Four considerations might help:
* Social services and law enforcement agencies will not tell the perpetrator who made the report. If he finds out, it will be by other means. How likely that is depends mostly on how well the perpetrator knows you and how you report.
* You are strong enough and resourceful enough to recover; the child is not.
* There is a God who can and will handle the fall-out from the problem and direct the process that is way beyond your control. His help is there for the asking.
* There are ways to make the report so that even the agency receiving it won’t know its source, but anonymous reporting makes it harder to supply the necessary evidence.
Conflict Between Moral Issues and Legal Issues
There is no perfect civil or criminal law. Every human law has loopholes. Circumstances that are not covered in the wording of the law are always possible. When you are sure there is a conflict between what is moral and what is legal, you should always give the moral conclusion greater weight. This is the principle involved. The boundary is blurred, though. There are moral considerations about breaking the law, too.
Discussing implications of this principle in adequate depth would take a course in ethics. You don’t have time to enroll in an ethics class when confronted with a decision about whether or not to report child abuse or neglect. If you’re preparing for a career that frequently entails requirements to report, now is the time to take that ethics course. If your educational program doesn’t offer such a course, demand one. When confronted with suspicion of child abuse or neglect, the best you can do is to pray and use your most careful judgment, then pray more for a good outcome.
Conflict With Your Employer’s Requirements
Most employers providing children’s services require employees to report abuse or neglect incidents directly to superiors before reporting to civil authorities. Superiors at work don’t want to be embarrassed about not being aware of something within their domain of responsibility. Furthermore the employer is vulnerable to criminal prosecution if the perpetrator is an employee. At the very least the company or agency could suffer damage to its public reputation and thereby lose business. The employer wants you to go through the proper channels, and considers itself first in the reporting chain.
The employer, of course, wants to protect itself. Reporting to your superiors first or to civil authorities first is your judgment call. You probably won’t get into legal trouble by reporting to your employer first – as long as you very shortly afterward also report to the appropriate government agency. When an employee or your employer’s contracted worker is the perpetrator, it is probably wiser to report to the government first. You might lose your job over this move, because the employer could go out of business. It’s better to lose a job, though, than to endorse criminal behavior by your passivity. Moveover, if you fail to report, you could be associated with the criminal behavior by the fact that you work for the perpetrator.

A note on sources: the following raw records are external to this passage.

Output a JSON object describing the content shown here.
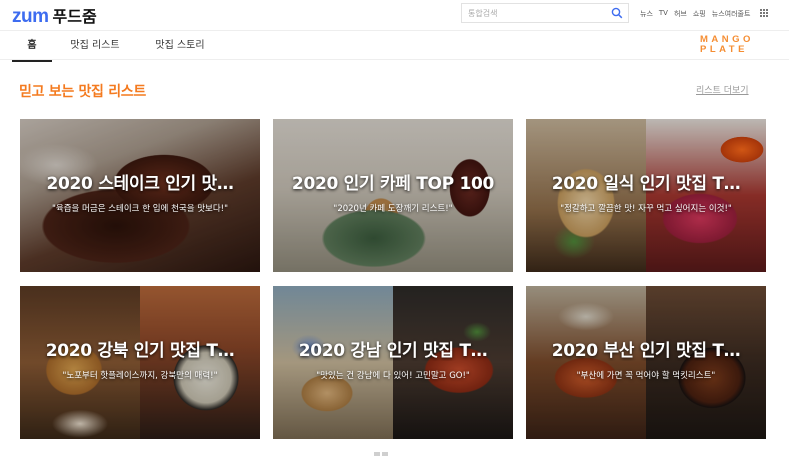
{
  "header": {
    "logo_brand": "zum",
    "logo_service": "푸드줌",
    "search_placeholder": "통합검색",
    "links": [
      "뉴스",
      "TV",
      "허브",
      "쇼핑",
      "뉴스여러줄트"
    ]
  },
  "nav": {
    "tabs": [
      {
        "label": "홈",
        "active": true
      },
      {
        "label": "맛집 리스트",
        "active": false
      },
      {
        "label": "맛집 스토리",
        "active": false
      }
    ],
    "partner_logo": {
      "line1": "MANGO",
      "line2": "PLATE"
    }
  },
  "section": {
    "title": "믿고 보는 맛집 리스트",
    "more_label": "리스트 더보기"
  },
  "cards": [
    {
      "title": "2020 스테이크 인기 맛…",
      "subtitle": "\"육즙을 머금은 스테이크 한 입에 천국을 맛보다!\""
    },
    {
      "title": "2020 인기 카페 TOP 100",
      "subtitle": "\"2020년 카페 도장깨기 리스트!\""
    },
    {
      "title": "2020 일식 인기 맛집 T…",
      "subtitle": "\"정갈하고 깔끔한 맛! 자꾸 먹고 싶어지는 이것!\""
    },
    {
      "title": "2020 강북 인기 맛집 T…",
      "subtitle": "\"노포부터 핫플레이스까지, 강북만의 매력!\""
    },
    {
      "title": "2020 강남 인기 맛집 T…",
      "subtitle": "\"맛있는 건 강남에 다 있어! 고민말고 GO!\""
    },
    {
      "title": "2020 부산 인기 맛집 T…",
      "subtitle": "\"부산에 가면 꼭 먹어야 할 먹킷리스트\""
    }
  ],
  "colors": {
    "accent": "#f47a1f",
    "brand": "#3d6cf0",
    "mango": "#f58d32"
  }
}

Real life may have dumped a reporting decision in your lap. If not, the above discussion may be your first exposure to the complexity of the choices. It’s impossible to give a one-size-fits-all solution, but government law is the best set of human guidelines available. Professional colleagues or counselors can help you process the guidelines. To work-up more courage, read A Man Named Dave, a book by David Pelzer.